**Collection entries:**
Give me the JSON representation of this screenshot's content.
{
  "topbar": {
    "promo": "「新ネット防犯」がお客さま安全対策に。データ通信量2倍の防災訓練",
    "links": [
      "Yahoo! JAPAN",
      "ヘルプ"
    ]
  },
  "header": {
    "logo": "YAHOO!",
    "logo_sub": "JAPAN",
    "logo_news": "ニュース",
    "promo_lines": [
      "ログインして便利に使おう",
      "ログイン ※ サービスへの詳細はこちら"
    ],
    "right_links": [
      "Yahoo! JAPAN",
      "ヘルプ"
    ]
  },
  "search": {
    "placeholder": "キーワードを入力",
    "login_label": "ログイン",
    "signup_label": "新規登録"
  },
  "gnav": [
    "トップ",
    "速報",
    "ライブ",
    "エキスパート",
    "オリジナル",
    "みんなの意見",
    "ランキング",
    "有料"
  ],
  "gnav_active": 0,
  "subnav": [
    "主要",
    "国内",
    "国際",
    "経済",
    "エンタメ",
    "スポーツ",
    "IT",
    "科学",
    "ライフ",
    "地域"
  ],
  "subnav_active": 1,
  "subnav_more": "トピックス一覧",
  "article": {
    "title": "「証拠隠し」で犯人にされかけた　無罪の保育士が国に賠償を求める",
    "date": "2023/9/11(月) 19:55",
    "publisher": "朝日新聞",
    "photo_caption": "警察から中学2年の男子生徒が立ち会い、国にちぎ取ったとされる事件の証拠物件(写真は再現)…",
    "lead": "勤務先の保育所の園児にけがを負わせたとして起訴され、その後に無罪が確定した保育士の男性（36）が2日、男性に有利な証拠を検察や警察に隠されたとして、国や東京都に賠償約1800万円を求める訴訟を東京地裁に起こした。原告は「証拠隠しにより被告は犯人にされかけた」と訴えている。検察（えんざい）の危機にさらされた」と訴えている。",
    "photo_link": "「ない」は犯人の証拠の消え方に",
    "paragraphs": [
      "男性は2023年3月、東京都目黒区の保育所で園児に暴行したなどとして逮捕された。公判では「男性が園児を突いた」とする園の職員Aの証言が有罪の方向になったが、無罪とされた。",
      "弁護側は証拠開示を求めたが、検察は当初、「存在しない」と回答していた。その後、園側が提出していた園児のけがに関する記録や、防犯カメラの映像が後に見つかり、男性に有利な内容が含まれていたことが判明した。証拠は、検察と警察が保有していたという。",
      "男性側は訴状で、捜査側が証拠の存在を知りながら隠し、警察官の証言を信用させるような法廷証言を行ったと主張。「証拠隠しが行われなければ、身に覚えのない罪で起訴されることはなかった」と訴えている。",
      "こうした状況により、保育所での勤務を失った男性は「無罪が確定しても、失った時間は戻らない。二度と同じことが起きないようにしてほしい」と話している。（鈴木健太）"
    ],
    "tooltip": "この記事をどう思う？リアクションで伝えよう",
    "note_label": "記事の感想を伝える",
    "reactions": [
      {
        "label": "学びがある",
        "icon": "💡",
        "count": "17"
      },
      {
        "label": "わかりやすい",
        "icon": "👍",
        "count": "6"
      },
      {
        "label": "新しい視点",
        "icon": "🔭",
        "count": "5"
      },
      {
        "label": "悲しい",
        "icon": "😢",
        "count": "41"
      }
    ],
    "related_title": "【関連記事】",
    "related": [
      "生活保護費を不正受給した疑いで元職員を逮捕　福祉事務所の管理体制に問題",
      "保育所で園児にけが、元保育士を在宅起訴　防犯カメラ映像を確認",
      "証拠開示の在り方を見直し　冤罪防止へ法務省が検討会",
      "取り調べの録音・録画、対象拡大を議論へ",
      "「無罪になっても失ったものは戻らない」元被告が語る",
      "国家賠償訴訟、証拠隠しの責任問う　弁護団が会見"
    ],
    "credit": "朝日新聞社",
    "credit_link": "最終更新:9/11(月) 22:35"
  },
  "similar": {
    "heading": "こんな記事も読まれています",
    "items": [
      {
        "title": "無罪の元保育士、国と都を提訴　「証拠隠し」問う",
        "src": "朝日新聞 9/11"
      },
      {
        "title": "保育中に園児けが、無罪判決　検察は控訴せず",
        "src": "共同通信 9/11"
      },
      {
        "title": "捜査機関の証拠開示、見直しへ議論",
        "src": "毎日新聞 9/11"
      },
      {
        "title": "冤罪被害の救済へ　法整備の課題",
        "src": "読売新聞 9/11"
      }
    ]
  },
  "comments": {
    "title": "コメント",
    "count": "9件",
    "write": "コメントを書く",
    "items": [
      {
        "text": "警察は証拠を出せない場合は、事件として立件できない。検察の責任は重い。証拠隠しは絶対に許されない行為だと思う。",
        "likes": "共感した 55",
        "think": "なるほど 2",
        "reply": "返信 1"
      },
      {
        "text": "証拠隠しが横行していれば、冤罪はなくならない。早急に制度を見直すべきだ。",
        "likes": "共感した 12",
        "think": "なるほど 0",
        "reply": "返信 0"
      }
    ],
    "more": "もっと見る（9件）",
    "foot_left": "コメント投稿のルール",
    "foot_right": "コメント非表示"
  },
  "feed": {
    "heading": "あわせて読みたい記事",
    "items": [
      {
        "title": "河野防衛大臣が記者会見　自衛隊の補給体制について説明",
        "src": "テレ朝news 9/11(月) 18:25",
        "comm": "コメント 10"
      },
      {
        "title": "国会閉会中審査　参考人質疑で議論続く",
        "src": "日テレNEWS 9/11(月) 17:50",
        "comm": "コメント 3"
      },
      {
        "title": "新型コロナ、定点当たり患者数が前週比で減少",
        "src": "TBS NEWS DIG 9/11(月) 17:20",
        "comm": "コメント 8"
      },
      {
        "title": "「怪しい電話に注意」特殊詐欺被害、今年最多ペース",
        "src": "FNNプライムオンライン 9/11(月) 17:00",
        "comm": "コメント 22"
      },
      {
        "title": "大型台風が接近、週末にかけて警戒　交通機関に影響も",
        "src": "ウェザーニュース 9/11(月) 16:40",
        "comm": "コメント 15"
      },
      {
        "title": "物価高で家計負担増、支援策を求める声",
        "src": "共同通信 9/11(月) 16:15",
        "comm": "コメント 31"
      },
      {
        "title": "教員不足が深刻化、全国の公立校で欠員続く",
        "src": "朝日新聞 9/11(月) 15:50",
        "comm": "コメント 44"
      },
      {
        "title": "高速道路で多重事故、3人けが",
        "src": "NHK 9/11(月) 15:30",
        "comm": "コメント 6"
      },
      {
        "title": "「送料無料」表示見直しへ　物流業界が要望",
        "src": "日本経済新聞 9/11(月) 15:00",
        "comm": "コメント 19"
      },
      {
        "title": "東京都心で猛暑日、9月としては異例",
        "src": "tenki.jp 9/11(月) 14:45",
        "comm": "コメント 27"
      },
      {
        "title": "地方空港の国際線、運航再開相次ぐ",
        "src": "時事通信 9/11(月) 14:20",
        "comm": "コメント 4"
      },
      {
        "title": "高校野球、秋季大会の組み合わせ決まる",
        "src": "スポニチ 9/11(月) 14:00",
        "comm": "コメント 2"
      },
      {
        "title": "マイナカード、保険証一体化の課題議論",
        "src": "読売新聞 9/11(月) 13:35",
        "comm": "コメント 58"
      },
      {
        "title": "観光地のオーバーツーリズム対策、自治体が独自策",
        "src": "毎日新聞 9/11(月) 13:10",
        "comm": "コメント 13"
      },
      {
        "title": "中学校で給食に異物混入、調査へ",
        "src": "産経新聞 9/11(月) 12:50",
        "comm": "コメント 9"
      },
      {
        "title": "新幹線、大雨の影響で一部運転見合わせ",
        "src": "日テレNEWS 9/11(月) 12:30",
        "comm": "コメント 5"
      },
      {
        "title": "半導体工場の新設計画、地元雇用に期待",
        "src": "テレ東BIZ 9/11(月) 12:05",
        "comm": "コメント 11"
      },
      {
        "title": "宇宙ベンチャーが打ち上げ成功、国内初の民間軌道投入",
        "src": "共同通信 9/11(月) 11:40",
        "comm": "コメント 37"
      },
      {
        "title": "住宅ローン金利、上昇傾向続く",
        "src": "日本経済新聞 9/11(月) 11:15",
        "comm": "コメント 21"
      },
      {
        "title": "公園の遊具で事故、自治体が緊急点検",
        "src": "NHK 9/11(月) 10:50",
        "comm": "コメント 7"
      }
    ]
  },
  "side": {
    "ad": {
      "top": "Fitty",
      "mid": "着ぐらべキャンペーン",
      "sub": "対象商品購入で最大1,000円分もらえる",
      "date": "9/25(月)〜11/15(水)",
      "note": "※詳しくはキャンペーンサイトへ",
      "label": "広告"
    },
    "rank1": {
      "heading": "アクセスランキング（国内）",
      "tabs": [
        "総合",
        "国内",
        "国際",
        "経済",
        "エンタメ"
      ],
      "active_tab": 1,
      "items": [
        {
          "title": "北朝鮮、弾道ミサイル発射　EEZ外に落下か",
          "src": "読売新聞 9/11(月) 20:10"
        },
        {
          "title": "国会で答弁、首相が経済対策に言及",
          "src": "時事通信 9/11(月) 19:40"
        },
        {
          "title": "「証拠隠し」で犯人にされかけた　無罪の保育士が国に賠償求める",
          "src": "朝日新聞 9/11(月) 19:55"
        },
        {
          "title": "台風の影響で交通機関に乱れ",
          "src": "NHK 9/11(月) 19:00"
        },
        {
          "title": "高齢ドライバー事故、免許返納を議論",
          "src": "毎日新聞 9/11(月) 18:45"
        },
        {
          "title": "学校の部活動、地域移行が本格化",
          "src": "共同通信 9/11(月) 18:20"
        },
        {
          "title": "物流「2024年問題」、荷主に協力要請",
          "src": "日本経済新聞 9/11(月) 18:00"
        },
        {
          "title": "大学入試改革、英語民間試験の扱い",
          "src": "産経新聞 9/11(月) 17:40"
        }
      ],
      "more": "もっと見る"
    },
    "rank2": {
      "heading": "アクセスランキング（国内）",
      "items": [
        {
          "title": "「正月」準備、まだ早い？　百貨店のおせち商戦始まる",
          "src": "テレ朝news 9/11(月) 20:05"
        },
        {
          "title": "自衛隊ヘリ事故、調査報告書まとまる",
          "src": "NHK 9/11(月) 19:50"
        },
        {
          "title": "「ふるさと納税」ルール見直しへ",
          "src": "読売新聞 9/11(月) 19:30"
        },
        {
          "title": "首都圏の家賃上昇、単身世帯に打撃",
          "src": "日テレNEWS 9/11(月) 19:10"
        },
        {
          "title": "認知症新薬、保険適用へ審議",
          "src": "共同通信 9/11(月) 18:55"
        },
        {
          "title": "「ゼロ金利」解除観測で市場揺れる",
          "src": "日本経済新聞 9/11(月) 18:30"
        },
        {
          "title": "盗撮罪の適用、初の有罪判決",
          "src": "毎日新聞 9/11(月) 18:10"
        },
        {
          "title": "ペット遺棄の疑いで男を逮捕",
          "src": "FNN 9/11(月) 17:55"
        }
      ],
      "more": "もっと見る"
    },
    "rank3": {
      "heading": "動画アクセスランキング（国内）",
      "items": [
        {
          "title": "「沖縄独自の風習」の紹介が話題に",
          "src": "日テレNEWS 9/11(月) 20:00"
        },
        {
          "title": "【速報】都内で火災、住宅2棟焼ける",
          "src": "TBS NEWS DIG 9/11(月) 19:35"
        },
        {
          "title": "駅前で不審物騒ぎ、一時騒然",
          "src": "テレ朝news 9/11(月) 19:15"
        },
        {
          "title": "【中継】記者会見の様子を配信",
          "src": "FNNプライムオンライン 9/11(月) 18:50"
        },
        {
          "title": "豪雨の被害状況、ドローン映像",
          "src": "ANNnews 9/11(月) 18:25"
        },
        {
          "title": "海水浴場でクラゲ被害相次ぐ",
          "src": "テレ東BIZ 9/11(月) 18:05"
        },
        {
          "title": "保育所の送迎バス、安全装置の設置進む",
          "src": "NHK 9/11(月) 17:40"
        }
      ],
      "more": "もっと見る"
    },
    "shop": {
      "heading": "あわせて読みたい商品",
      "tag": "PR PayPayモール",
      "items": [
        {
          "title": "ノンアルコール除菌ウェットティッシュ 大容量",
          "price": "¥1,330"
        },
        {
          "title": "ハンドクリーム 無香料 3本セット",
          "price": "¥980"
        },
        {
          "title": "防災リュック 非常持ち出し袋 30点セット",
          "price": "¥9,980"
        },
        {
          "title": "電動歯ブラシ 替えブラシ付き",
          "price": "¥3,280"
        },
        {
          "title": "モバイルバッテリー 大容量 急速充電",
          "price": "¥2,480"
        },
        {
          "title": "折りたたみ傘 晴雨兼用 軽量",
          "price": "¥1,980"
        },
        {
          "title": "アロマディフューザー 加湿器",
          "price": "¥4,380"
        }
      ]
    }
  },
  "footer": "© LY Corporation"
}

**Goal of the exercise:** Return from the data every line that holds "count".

**Result of the task:**
        "count": "17"
        "count": "6"
        "count": "5"
        "count": "41"
    "count": "9件",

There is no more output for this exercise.